Her experience in the Philippines has served her well since putting on a UN mediator’s hat in 2018. Mediation advisers – she is the only one from Asia – are deployed by the UN to give advice on issues around mediation and preventive diplomacy, to UN envoys, peace operations and teams.
‘The mediators do not lead the way, the (negotiating) parties do. So, mediators have to play a role by helping remove some of the obstacles, and also be some kind of a bridge, and sometimes also a sounding board for the negotiators’, she stressed.
Different Roles, Same Skills
‘They (mediators and negotiators) are different roles, but there are some common diplomatic skills required. Negotiators need diplomatic skills because without those, nothing can really move forward. Mediators also need the same toolbox’, said Coronel-Ferrer, a political science professor at the University of the Philippines who says she is ‘assertive, but not combative’.
Asked which conflicts in Southeast Asia are most complicated, she replied: ‘Each conflict has its complexity.’ In southern Thailand, part of the challenge lies in understanding the nature of different rebel groups in that country’s Muslim communities, she explains. Myanmar, which has come under fire for its treatment of the Rohingya minority, has a mix of ethnic groups with long histories of war against the state.
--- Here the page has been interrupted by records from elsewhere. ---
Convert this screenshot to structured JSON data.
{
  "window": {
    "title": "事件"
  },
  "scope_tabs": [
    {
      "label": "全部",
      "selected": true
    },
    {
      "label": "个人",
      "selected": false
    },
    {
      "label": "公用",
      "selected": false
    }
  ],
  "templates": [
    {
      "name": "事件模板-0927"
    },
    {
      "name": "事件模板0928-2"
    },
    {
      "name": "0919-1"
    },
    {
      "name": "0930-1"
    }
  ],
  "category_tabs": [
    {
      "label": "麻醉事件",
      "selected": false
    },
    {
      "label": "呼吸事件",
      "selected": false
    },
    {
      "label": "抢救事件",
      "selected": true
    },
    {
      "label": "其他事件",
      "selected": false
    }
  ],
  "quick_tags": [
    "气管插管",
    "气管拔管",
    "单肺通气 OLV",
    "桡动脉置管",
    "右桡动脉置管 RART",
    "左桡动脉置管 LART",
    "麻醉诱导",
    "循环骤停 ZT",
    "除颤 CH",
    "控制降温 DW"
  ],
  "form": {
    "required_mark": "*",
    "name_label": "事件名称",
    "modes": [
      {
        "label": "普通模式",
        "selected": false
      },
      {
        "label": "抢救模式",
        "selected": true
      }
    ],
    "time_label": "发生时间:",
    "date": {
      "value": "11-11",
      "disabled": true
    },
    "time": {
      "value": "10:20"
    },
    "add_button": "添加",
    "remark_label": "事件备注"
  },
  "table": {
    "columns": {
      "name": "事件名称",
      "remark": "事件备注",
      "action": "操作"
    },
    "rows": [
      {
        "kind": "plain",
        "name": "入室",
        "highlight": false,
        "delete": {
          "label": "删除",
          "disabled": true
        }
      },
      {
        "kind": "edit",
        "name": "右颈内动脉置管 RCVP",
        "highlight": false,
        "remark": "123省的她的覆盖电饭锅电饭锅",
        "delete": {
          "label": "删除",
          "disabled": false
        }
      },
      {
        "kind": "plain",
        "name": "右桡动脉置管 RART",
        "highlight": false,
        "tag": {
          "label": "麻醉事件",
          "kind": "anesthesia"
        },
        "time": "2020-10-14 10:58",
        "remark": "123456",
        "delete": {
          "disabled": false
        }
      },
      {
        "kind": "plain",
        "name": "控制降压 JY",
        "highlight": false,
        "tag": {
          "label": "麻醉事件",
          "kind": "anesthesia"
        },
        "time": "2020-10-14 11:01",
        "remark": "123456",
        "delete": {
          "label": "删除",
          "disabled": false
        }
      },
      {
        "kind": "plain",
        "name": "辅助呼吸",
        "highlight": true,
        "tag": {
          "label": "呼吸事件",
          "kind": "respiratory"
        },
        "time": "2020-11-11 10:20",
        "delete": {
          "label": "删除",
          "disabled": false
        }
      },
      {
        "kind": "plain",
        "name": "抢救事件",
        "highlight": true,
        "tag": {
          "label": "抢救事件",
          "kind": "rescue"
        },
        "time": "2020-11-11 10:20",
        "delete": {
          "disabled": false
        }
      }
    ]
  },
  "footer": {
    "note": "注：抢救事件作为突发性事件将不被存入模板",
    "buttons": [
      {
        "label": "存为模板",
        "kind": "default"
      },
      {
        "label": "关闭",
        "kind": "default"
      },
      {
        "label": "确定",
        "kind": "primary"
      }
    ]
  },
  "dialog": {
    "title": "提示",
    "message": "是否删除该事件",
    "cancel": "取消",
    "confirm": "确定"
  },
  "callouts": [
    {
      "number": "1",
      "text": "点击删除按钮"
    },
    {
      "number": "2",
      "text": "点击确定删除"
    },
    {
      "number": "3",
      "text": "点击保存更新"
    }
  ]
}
Waging peace entails diving into details such as how rebel groups make decisions, their lines of command, as well as knowing state parties’ degrees of openness to the devolution of political power, and beyond that, all parties’ view towards involving international actors. Likewise, ‘any good conflict analysis and strategizing for peace must not forget gender’, said Coronel-Ferrer, who started working in conflict issues, doing research and peace advocacy after the ‘People Power’ Revolution in 1986
Negotiations need to go far beyond the conventional scope of ‘security’. States may be averse to taking any step that may be seen as giving legitimacy to the other party, she says, but ‘that’s the kind of rethinking we need to see, especially from the security sector’. She continued: ‘Civilian leaderships probably would be calculating more in terms of what will be the economic losses, the political capital that might be lost if they are not able to solve the problem. But in those (countries) where the military continues to play very significant political roles like in Myanmar, or Thailand, that kind of thinking is harder to break.’
What is the biggest single ingredient that can lead to conflict resolution? ‘It’s the pressure (on) the parties to reconsider their positioning (towards a settlement) that is the biggest factor, and that pressure can come from different sources, including the public, their own public in fact’, she said.
Are there times when a solution is not in the cards? ‘There can be peace talks fatigue’, conceded Coronel-Ferrer. ‘That might have something to do with whether a paradigm shift has actually happened – meaning that kind of negotiation where some kind of victory can be achieved through peaceful means and not just military means.’ The bigger this shift, the better the prospects for a settlement.
The Coronavirus Hasn’t Stopped Conflict
One may wonder if the coronavirus pandemic can motivate opposing parties to opt for reaping the peace dividend.
Coronel-Ferrer says there has been talk of temporary halt in fighting, due to humanitarian issues too, during the pandemic. ‘But it's not enough to create that kind of complete paradigm shift that we need to see on the part of these parties’, she said. ‘It's a condition that can create some recalculation of strategies, but it’s not necessarily the condition itself.’
At various points in the interview, she referred to the need to ‘try and try’, to find and open channels of dialogue in conflict situations.
While she ‘always looks at the positive side’ of things, Coronel-Ferrer says she does lose her temper – but that she prefers not to latch on to anger. She said: ‘I also get angry, but I can pull back easier. The feeling of hate is something I don’t relish.’